“Our article included a photo of the family home. Hamza Mahmood has pointed out that he is not responsible for the Facebook page, which was linked to him as a result of an error involving his email address. We are happy to make clear that there is no suggestion that either Hamza nor Taeeba or Hafsa Mahmood (Hamza’s mother and sister) have any links to extremism.
“We and Katie Hopkins apologise to the Mahmood family for the distress and embarrassment caused and have agreed to pay them substantial damages and their legal costs.”
“Stress and anxiety”
Mail Online has now removed the story from its website but Stella Creasy MP, who represents the family’s Walthamstow constituency, accused Hopkins of “tucking away” her apology, which she published on Twitter at 02:00 GMT.
The family said the articles “caused us all a great deal of stress and anxiety” but that it was “very pleased” with the apology and payment.
“After a great deal of dragging of their heels, the Mail and Ms Hopkins have now accepted that what they published was completely false,” it said in a statement.
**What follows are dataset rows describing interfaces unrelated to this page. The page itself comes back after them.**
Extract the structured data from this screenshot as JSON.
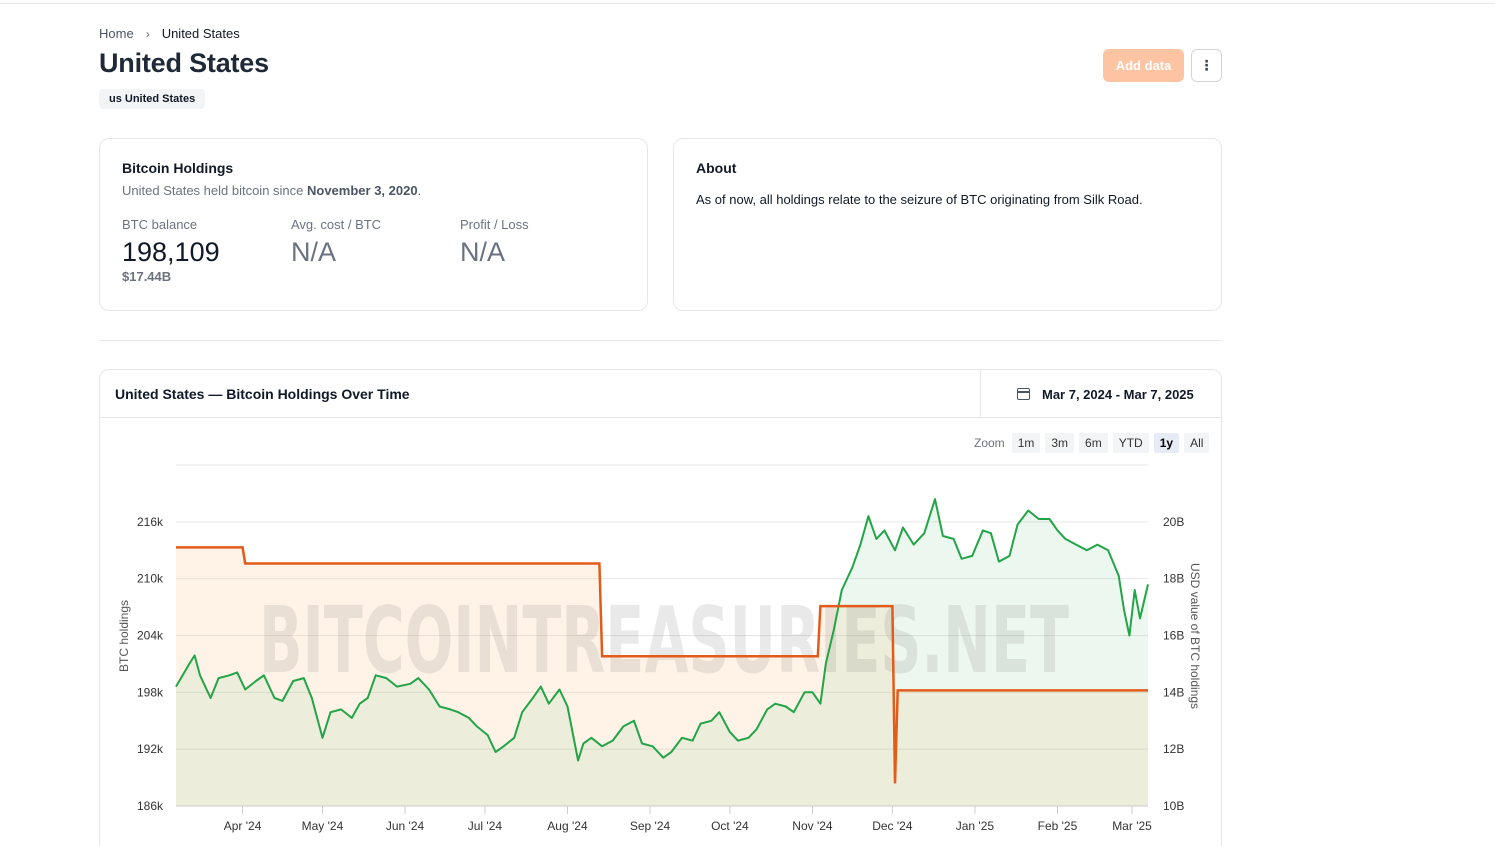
{
  "breadcrumb": {
    "home": "Home",
    "current": "United States"
  },
  "page": {
    "title": "United States",
    "badge": "us United States"
  },
  "actions": {
    "add_data": "Add data",
    "more": "⋮"
  },
  "holdings": {
    "title": "Bitcoin Holdings",
    "since_prefix": "United States held bitcoin since ",
    "since_date": "November 3, 2020",
    "since_suffix": ".",
    "btc_balance_label": "BTC balance",
    "btc_balance_value": "198,109",
    "btc_balance_usd": "$17.44B",
    "avg_cost_label": "Avg. cost / BTC",
    "avg_cost_value": "N/A",
    "profit_label": "Profit / Loss",
    "profit_value": "N/A"
  },
  "about": {
    "title": "About",
    "text": "As of now, all holdings relate to the seizure of BTC originating from Silk Road."
  },
  "chart_section": {
    "title": "United States — Bitcoin Holdings Over Time",
    "date_range": "Mar 7, 2024 - Mar 7, 2025",
    "zoom_label": "Zoom",
    "zoom_options": [
      "1m",
      "3m",
      "6m",
      "YTD",
      "1y",
      "All"
    ],
    "zoom_active": "1y",
    "watermark": "BITCOINTREASURIES.NET"
  },
  "chart_data": {
    "type": "line",
    "x_range": [
      "2024-03-07",
      "2025-03-07"
    ],
    "x_tick_labels": [
      "Apr '24",
      "May '24",
      "Jun '24",
      "Jul '24",
      "Aug '24",
      "Sep '24",
      "Oct '24",
      "Nov '24",
      "Dec '24",
      "Jan '25",
      "Feb '25",
      "Mar '25"
    ],
    "y_left": {
      "label": "BTC holdings",
      "range": [
        186000,
        222000
      ],
      "ticks": [
        186000,
        192000,
        198000,
        204000,
        210000,
        216000
      ],
      "tick_labels": [
        "186k",
        "192k",
        "198k",
        "204k",
        "210k",
        "216k"
      ]
    },
    "y_right": {
      "label": "USD value of BTC holdings",
      "range": [
        10,
        22
      ],
      "unit": "B",
      "ticks": [
        10,
        12,
        14,
        16,
        18,
        20
      ],
      "tick_labels": [
        "10B",
        "12B",
        "14B",
        "16B",
        "18B",
        "20B"
      ]
    },
    "colors": {
      "holdings": "#e35b1a",
      "usd_value": "#22a447"
    },
    "series": [
      {
        "axis": "left",
        "style": "step",
        "points": [
          [
            "2024-03-07",
            213300
          ],
          [
            "2024-04-01",
            213300
          ],
          [
            "2024-04-02",
            211600
          ],
          [
            "2024-08-13",
            211600
          ],
          [
            "2024-08-14",
            201800
          ],
          [
            "2024-11-03",
            201800
          ],
          [
            "2024-11-04",
            207100
          ],
          [
            "2024-12-01",
            207100
          ],
          [
            "2024-12-02",
            188400
          ],
          [
            "2024-12-03",
            198200
          ],
          [
            "2025-03-07",
            198200
          ]
        ]
      },
      {
        "axis": "right",
        "style": "line",
        "points": [
          [
            "2024-03-07",
            14.2
          ],
          [
            "2024-03-12",
            15.0
          ],
          [
            "2024-03-14",
            15.3
          ],
          [
            "2024-03-16",
            14.6
          ],
          [
            "2024-03-20",
            13.8
          ],
          [
            "2024-03-23",
            14.5
          ],
          [
            "2024-03-27",
            14.6
          ],
          [
            "2024-03-30",
            14.7
          ],
          [
            "2024-04-02",
            14.1
          ],
          [
            "2024-04-06",
            14.4
          ],
          [
            "2024-04-09",
            14.6
          ],
          [
            "2024-04-13",
            13.8
          ],
          [
            "2024-04-16",
            13.7
          ],
          [
            "2024-04-20",
            14.4
          ],
          [
            "2024-04-24",
            14.5
          ],
          [
            "2024-04-27",
            13.8
          ],
          [
            "2024-05-01",
            12.4
          ],
          [
            "2024-05-04",
            13.3
          ],
          [
            "2024-05-08",
            13.4
          ],
          [
            "2024-05-12",
            13.1
          ],
          [
            "2024-05-15",
            13.6
          ],
          [
            "2024-05-18",
            13.8
          ],
          [
            "2024-05-21",
            14.6
          ],
          [
            "2024-05-25",
            14.5
          ],
          [
            "2024-05-29",
            14.2
          ],
          [
            "2024-06-03",
            14.3
          ],
          [
            "2024-06-06",
            14.5
          ],
          [
            "2024-06-10",
            14.1
          ],
          [
            "2024-06-14",
            13.5
          ],
          [
            "2024-06-18",
            13.4
          ],
          [
            "2024-06-21",
            13.3
          ],
          [
            "2024-06-25",
            13.1
          ],
          [
            "2024-06-28",
            12.8
          ],
          [
            "2024-07-02",
            12.5
          ],
          [
            "2024-07-05",
            11.9
          ],
          [
            "2024-07-08",
            12.1
          ],
          [
            "2024-07-12",
            12.4
          ],
          [
            "2024-07-15",
            13.3
          ],
          [
            "2024-07-19",
            13.8
          ],
          [
            "2024-07-22",
            14.2
          ],
          [
            "2024-07-25",
            13.6
          ],
          [
            "2024-07-29",
            14.1
          ],
          [
            "2024-08-01",
            13.5
          ],
          [
            "2024-08-05",
            11.6
          ],
          [
            "2024-08-07",
            12.2
          ],
          [
            "2024-08-10",
            12.4
          ],
          [
            "2024-08-14",
            12.1
          ],
          [
            "2024-08-18",
            12.3
          ],
          [
            "2024-08-22",
            12.8
          ],
          [
            "2024-08-26",
            13.0
          ],
          [
            "2024-08-29",
            12.2
          ],
          [
            "2024-09-02",
            12.1
          ],
          [
            "2024-09-06",
            11.7
          ],
          [
            "2024-09-09",
            11.9
          ],
          [
            "2024-09-13",
            12.4
          ],
          [
            "2024-09-17",
            12.3
          ],
          [
            "2024-09-20",
            12.9
          ],
          [
            "2024-09-24",
            13.0
          ],
          [
            "2024-09-27",
            13.3
          ],
          [
            "2024-10-01",
            12.6
          ],
          [
            "2024-10-04",
            12.3
          ],
          [
            "2024-10-08",
            12.4
          ],
          [
            "2024-10-11",
            12.7
          ],
          [
            "2024-10-15",
            13.4
          ],
          [
            "2024-10-18",
            13.6
          ],
          [
            "2024-10-22",
            13.5
          ],
          [
            "2024-10-25",
            13.3
          ],
          [
            "2024-10-29",
            14.0
          ],
          [
            "2024-11-01",
            14.0
          ],
          [
            "2024-11-04",
            13.6
          ],
          [
            "2024-11-06",
            15.0
          ],
          [
            "2024-11-09",
            16.2
          ],
          [
            "2024-11-12",
            17.6
          ],
          [
            "2024-11-16",
            18.4
          ],
          [
            "2024-11-19",
            19.2
          ],
          [
            "2024-11-22",
            20.2
          ],
          [
            "2024-11-25",
            19.4
          ],
          [
            "2024-11-28",
            19.7
          ],
          [
            "2024-12-02",
            19.0
          ],
          [
            "2024-12-05",
            19.8
          ],
          [
            "2024-12-09",
            19.2
          ],
          [
            "2024-12-13",
            19.6
          ],
          [
            "2024-12-17",
            20.8
          ],
          [
            "2024-12-20",
            19.5
          ],
          [
            "2024-12-24",
            19.4
          ],
          [
            "2024-12-27",
            18.7
          ],
          [
            "2024-12-31",
            18.8
          ],
          [
            "2025-01-04",
            19.7
          ],
          [
            "2025-01-07",
            19.6
          ],
          [
            "2025-01-10",
            18.6
          ],
          [
            "2025-01-14",
            18.8
          ],
          [
            "2025-01-17",
            19.9
          ],
          [
            "2025-01-21",
            20.4
          ],
          [
            "2025-01-25",
            20.1
          ],
          [
            "2025-01-29",
            20.1
          ],
          [
            "2025-02-01",
            19.7
          ],
          [
            "2025-02-04",
            19.4
          ],
          [
            "2025-02-08",
            19.2
          ],
          [
            "2025-02-12",
            19.0
          ],
          [
            "2025-02-16",
            19.2
          ],
          [
            "2025-02-20",
            19.0
          ],
          [
            "2025-02-24",
            18.1
          ],
          [
            "2025-02-26",
            16.9
          ],
          [
            "2025-02-28",
            16.0
          ],
          [
            "2025-03-02",
            17.6
          ],
          [
            "2025-03-04",
            16.6
          ],
          [
            "2025-03-07",
            17.8
          ]
        ]
      }
    ],
    "grid": true,
    "legend": "none"
  }
}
Hopkins, who joined the Mail Online in November last year, is known for airing controversial views, having compared migrants to “cockroaches” while a writer at the Sun.
Tariq and Zahid Mahmood said: “Even to this day the US authorities have not explained the reason why we were not permitted to travel. We assume it was an error or even a case of mistaken identity.
“However, matters are not helped when such sensationalist and, frankly, Islamophobic articles such as this are published, and which caused us all a great deal of distress and anxiety. We are very pleased that the record has been set straight.”